mom pick me up im scared
HUMANOIDS ARE COMIN
My issue with them is that they were introduced with no actual plan of expanding on the idea. The concept of a humanoid Godzilla army could be interesting for a sequel, but because there isn't going to be a sequel, their appearance ends up feeling pointless. It's like the end of GMK when they show Godzilla's beating heart at the bottom of the ocean, hinting that he will regenerate and return, only to completely ignore that idea and continuity in following film. What's the point of introducing ideas like this if they're not going to be used? What's the point of setting up a sequel, only to not make one? Because of this, their existence feels more like a cheap twist that's only there for shock value. It's almost as if the filmmakers are saying "Hey you want to see what happens next? Well Too Bad! You don't deserve answers!" If they made a sequel that included them I wouldn't have a problem, but because they won't, it comes off as wasted potential.
I believe that line of thinking is influenced more by the MCU these days and its concept of stingers and dangling plot lines that do carry over. But there are plenty of films that end on "cliffhangers" with no intention of expansion which is exactly why I don't think it is disappointing.
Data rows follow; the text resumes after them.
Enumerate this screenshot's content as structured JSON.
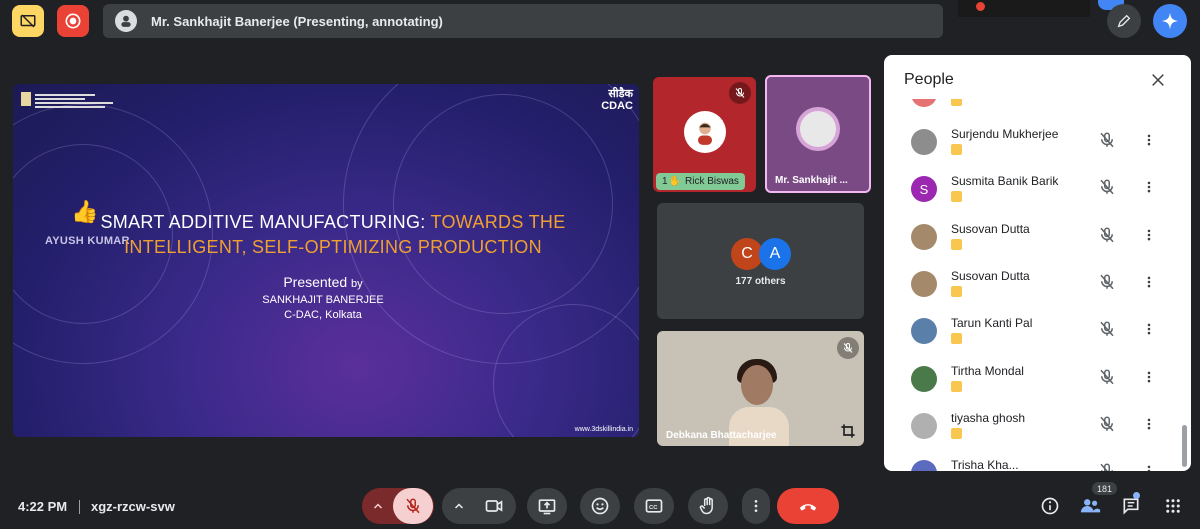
{
  "topbar": {
    "presenting_text": "Mr. Sankhajit Banerjee (Presenting, annotating)"
  },
  "slide": {
    "title_white": "SMART ADDITIVE MANUFACTURING: ",
    "title_orange": "TOWARDS THE",
    "title_line2": "INTELLIGENT, SELF-OPTIMIZING PRODUCTION",
    "presented": "Presented",
    "by": "by",
    "presenter_name": "SANKHAJIT BANERJEE",
    "presenter_org": "C-DAC, Kolkata",
    "url": "www.3dskillindia.in",
    "overlay_name": "AYUSH KUMAR",
    "cdac_logo_hindi": "सीडैक",
    "cdac_logo": "CDAC",
    "ministry_label": "ELECTRONICS AND INFORMATION TECHNOLOGY"
  },
  "tiles": {
    "rick": {
      "hand_count": "1",
      "name": "Rick Biswas"
    },
    "sankhajit": {
      "name": "Mr. Sankhajit ..."
    },
    "others": {
      "avatar_1": "C",
      "avatar_2": "A",
      "label": "177 others"
    },
    "debkana": {
      "name": "Debkana Bhattacharjee"
    }
  },
  "people_panel": {
    "title": "People",
    "participants": [
      {
        "name": "Surjendu Mukherjee",
        "avatar_letter": "",
        "avatar_color": "#8d8d8d"
      },
      {
        "name": "Susmita Banik Barik",
        "avatar_letter": "S",
        "avatar_color": "#9c27b0"
      },
      {
        "name": "Susovan Dutta",
        "avatar_letter": "",
        "avatar_color": "#a48a6a"
      },
      {
        "name": "Susovan Dutta",
        "avatar_letter": "",
        "avatar_color": "#a48a6a"
      },
      {
        "name": "Tarun Kanti Pal",
        "avatar_letter": "",
        "avatar_color": "#5a7fa8"
      },
      {
        "name": "Tirtha Mondal",
        "avatar_letter": "",
        "avatar_color": "#4a7a4a"
      },
      {
        "name": "tiyasha ghosh",
        "avatar_letter": "",
        "avatar_color": "#b0b0b0"
      },
      {
        "name": "Trisha Kha...",
        "avatar_letter": "",
        "avatar_color": "#5c6bc0"
      }
    ]
  },
  "bottombar": {
    "time": "4:22 PM",
    "meeting_code": "xgz-rzcw-svw",
    "participant_count": "181"
  },
  "colors": {
    "background": "#202124",
    "leave": "#ea4335",
    "mic_off": "#f6d0d0",
    "accent_blue": "#4285f4"
  }
}
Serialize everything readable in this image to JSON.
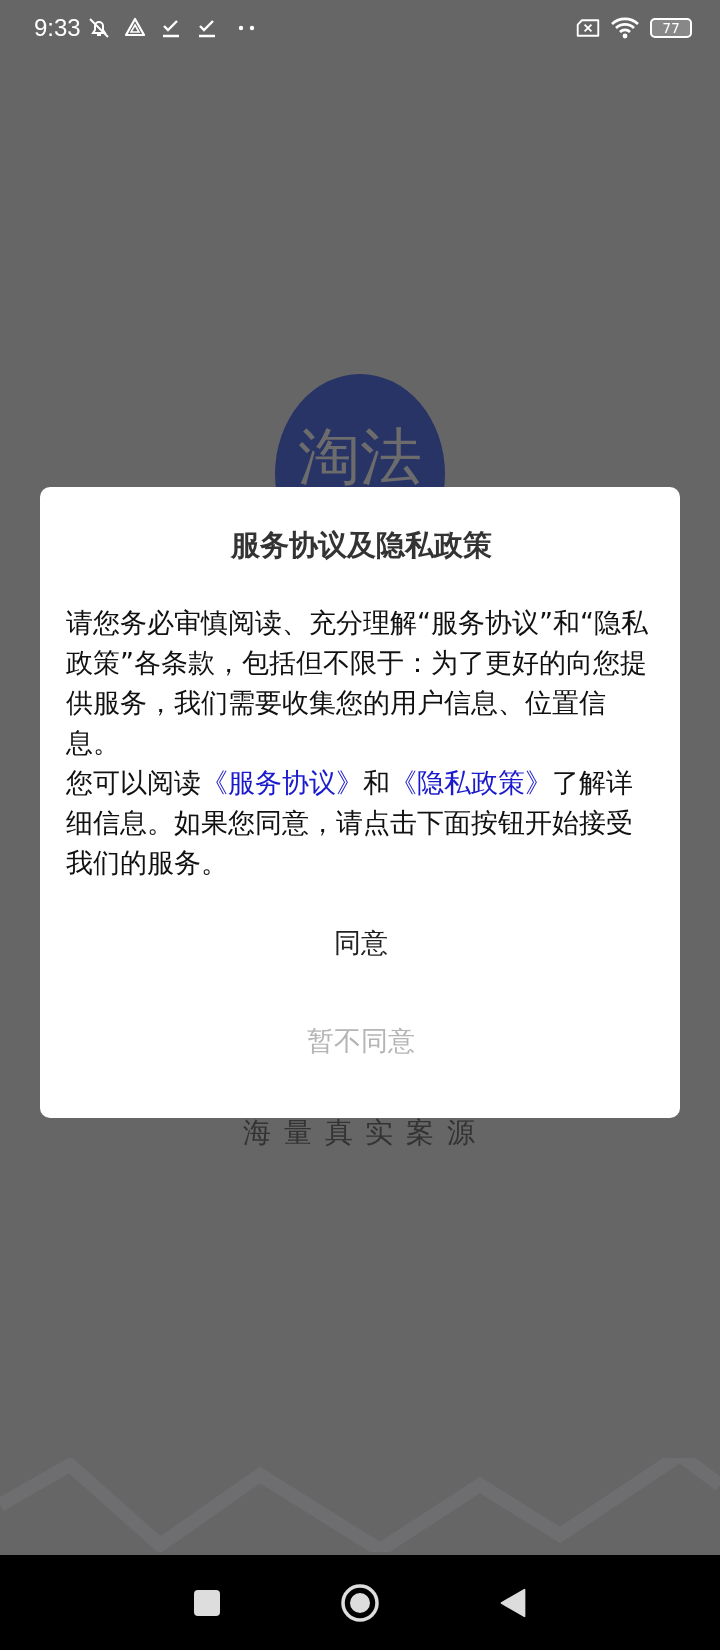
{
  "status_bar": {
    "time": "9:33",
    "battery": "77"
  },
  "logo": {
    "text": "淘法"
  },
  "slogan": "海 量 真 实 案 源",
  "dialog": {
    "title": "服务协议及隐私政策",
    "paragraphs": [
      [
        {
          "kind": "text",
          "text": "请您务必审慎阅读、充分理解“服务协议”和“隐私政策”各条款，包括但不限于：为了更好的向您提供服务，我们需要收集您的用户信息、位置信息。"
        }
      ],
      [
        {
          "kind": "text",
          "text": "您可以阅读"
        },
        {
          "kind": "link",
          "text": "《服务协议》"
        },
        {
          "kind": "text",
          "text": "和"
        },
        {
          "kind": "link",
          "text": "《隐私政策》"
        },
        {
          "kind": "text",
          "text": "了解详细信息。如果您同意，请点击下面按钮开始接受我们的服务。"
        }
      ]
    ],
    "buttons": [
      {
        "label": "同意",
        "kind": "primary"
      },
      {
        "label": "暂不同意",
        "kind": "secondary"
      }
    ]
  }
}
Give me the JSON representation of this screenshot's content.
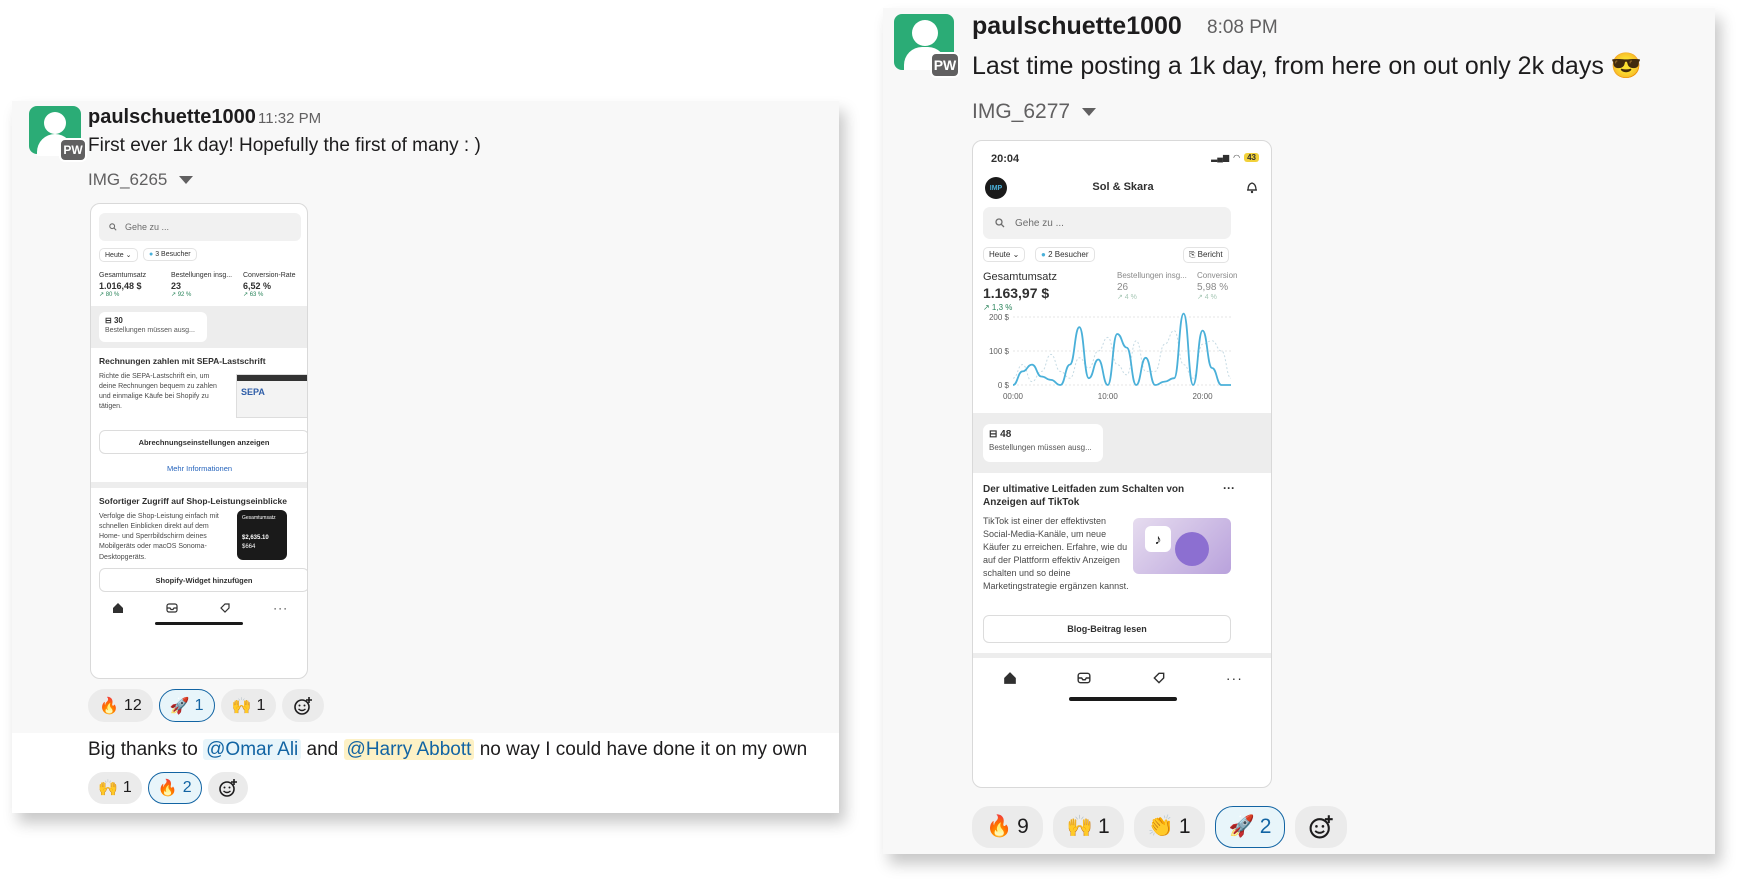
{
  "left": {
    "username": "paulschuette1000",
    "time": "11:32 PM",
    "avatar_initials": "PW",
    "message": "First ever 1k day! Hopefully the first of many : )",
    "file_name": "IMG_6265",
    "phone": {
      "search_placeholder": "Gehe zu ...",
      "filter_today": "Heute",
      "visitors": "3 Besucher",
      "metrics": [
        {
          "label": "Gesamtumsatz",
          "value": "1.016,48 $",
          "change": "↗ 80 %"
        },
        {
          "label": "Bestellungen insg...",
          "value": "23",
          "change": "↗ 92 %"
        },
        {
          "label": "Conversion-Rate",
          "value": "6,52 %",
          "change": "↗ 63 %"
        }
      ],
      "orders_count": "30",
      "orders_text": "Bestellungen müssen ausg...",
      "sepa_title": "Rechnungen zahlen mit SEPA-Lastschrift",
      "sepa_text": "Richte die SEPA-Lastschrift ein, um deine Rechnungen bequem zu zahlen und einmalige Käufe bei Shopify zu tätigen.",
      "sepa_logo": "SEPA",
      "sepa_button": "Abrechnungseinstellungen anzeigen",
      "more_info": "Mehr Informationen",
      "insights_title": "Sofortiger Zugriff auf Shop-Leistungseinblicke",
      "insights_text": "Verfolge die Shop-Leistung einfach mit schnellen Einblicken direkt auf dem Home- und Sperrbildschirm deines Mobilgeräts oder macOS Sonoma-Desktopgeräts.",
      "widget_button": "Shopify-Widget hinzufügen",
      "widget_label": "Gesamtumsatz",
      "widget_value": "$2,635.10",
      "widget_value2": "$664"
    },
    "reactions": [
      {
        "emoji": "🔥",
        "count": "12",
        "active": false
      },
      {
        "emoji": "🚀",
        "count": "1",
        "active": true
      },
      {
        "emoji": "🙌",
        "count": "1",
        "active": false
      }
    ],
    "followup": {
      "prefix": "Big thanks to",
      "mention1": "@Omar Ali",
      "middle": "and",
      "mention2": "@Harry Abbott",
      "suffix": "no way I could have done it on my own"
    },
    "followup_reactions": [
      {
        "emoji": "🙌",
        "count": "1",
        "active": false
      },
      {
        "emoji": "🔥",
        "count": "2",
        "active": true
      }
    ]
  },
  "right": {
    "username": "paulschuette1000",
    "time": "8:08 PM",
    "avatar_initials": "PW",
    "message": "Last time posting a 1k day, from here on out only 2k days",
    "message_emoji": "😎",
    "file_name": "IMG_6277",
    "phone": {
      "status_time": "20:04",
      "battery": "43",
      "store_logo": "IMP",
      "store_name": "Sol & Skara",
      "search_placeholder": "Gehe zu ...",
      "filter_today": "Heute",
      "visitors": "2 Besucher",
      "report": "Bericht",
      "metrics": [
        {
          "label": "Gesamtumsatz",
          "value": "1.163,97 $",
          "change": "↗ 1,3 %"
        },
        {
          "label": "Bestellungen insg...",
          "value": "26",
          "change": "↗ 4 %"
        },
        {
          "label": "Conversion",
          "value": "5,98 %",
          "change": "↗ 4 %"
        }
      ],
      "orders_count": "48",
      "orders_text": "Bestellungen müssen ausg...",
      "blog_title": "Der ultimative Leitfaden zum Schalten von Anzeigen auf TikTok",
      "blog_more": "···",
      "blog_text": "TikTok ist einer der effektivsten Social-Media-Kanäle, um neue Käufer zu erreichen. Erfahre, wie du auf der Plattform effektiv Anzeigen schalten und so deine Marketingstrategie ergänzen kannst.",
      "blog_button": "Blog-Beitrag lesen"
    },
    "reactions": [
      {
        "emoji": "🔥",
        "count": "9",
        "active": false
      },
      {
        "emoji": "🙌",
        "count": "1",
        "active": false
      },
      {
        "emoji": "👏",
        "count": "1",
        "active": false
      },
      {
        "emoji": "🚀",
        "count": "2",
        "active": true
      }
    ]
  },
  "chart_data": {
    "type": "line",
    "title": "",
    "xlabel": "",
    "ylabel": "",
    "x_ticks": [
      "00:00",
      "10:00",
      "20:00"
    ],
    "y_ticks": [
      "0 $",
      "100 $",
      "200 $"
    ],
    "ylim": [
      0,
      200
    ],
    "x": [
      0,
      1,
      2,
      3,
      4,
      5,
      6,
      7,
      8,
      9,
      10,
      11,
      12,
      13,
      14,
      15,
      16,
      17,
      18,
      19,
      20,
      21,
      22,
      23
    ],
    "series": [
      {
        "values": [
          0,
          40,
          60,
          25,
          15,
          0,
          60,
          170,
          20,
          75,
          0,
          150,
          110,
          0,
          80,
          0,
          10,
          20,
          210,
          0,
          160,
          50,
          0,
          0
        ],
        "color": "#4ab0d9"
      },
      {
        "values": [
          20,
          60,
          10,
          40,
          90,
          40,
          20,
          80,
          50,
          100,
          140,
          60,
          30,
          130,
          40,
          40,
          120,
          160,
          60,
          20,
          120,
          130,
          100,
          20
        ],
        "color": "#c7dbe4",
        "dashed": true
      }
    ]
  }
}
Think about the end of Gamera 3, or the spinning top at the end of Inception, or the star child in 2001: A Space Odyssey.
The point of introducing these scenes (not ideas) is because it's meant to be seen as an expressionistic moment for the art form, not a sterile, mandated reason to continue anything. They're not setting up a sequel, they're ending the story while giving the audience something to chew on as they exit the auditorium.
Wondering where the beating heart, the 5th form and Gamera's final battle leads really misses the forest for the trees.
I've always liked things like this, where you have to think about it, or you yourself can imagine what will happen next
Me too. Leaving on cliffhangers like Gamera 3 asks, "do you have faith?" GMK asks, "Will a culture take responsibility?" Shin Godzilla wonders, "Is humanity (or more specifically Japan) coming together to face adversity enough to overcome said adversity? Will a nation come together to be stronger?"
I for one love the fact that these movies use the a visual medium to convey high concept themes. It's a distilled variation of how Un Chein Andalou showed film can be used beyond conventional storytelling. It's more interesting than using these scenes as ideas for the sake of blockbuster world expansion. It's one of the many reasons why I don't think the franchise works very well as a Hollywood blockbuster franchise--Or at least as well.
You said something interesting that’s made me think. Shin Godzilla is a satire of the government but is still patriotic at the same time. Rather than making the government officials caricatures and cowards or power hungry, they’re portrayed as people trying their best
Which is exactly the point. If Godzilla was the "perfect life form" and he was trying to evolve into a committee of people working together, what does that say about us and our potential?
Imagine if The Dark Knight ended with Batman growing a second head that spits acid, only for them to completely ignore it in the sequel, never mentioning how or why it happened. Why would they add something like that? Who knows, maybe there's a meaning to it...
Which is a cute try and all, but hardly seriously comparable since nothing in The Dark Knight sets up such a precedence, whereas Shin Godzilla did.
Additionally, it should be noted that Nolan didn't want to do a sequel to The Dark Knight and leave it on the cliff hanger of Batman driving away.
It's terrifying, it's horrific, it's disgusting... and it's beautiful!!!
Long live the king...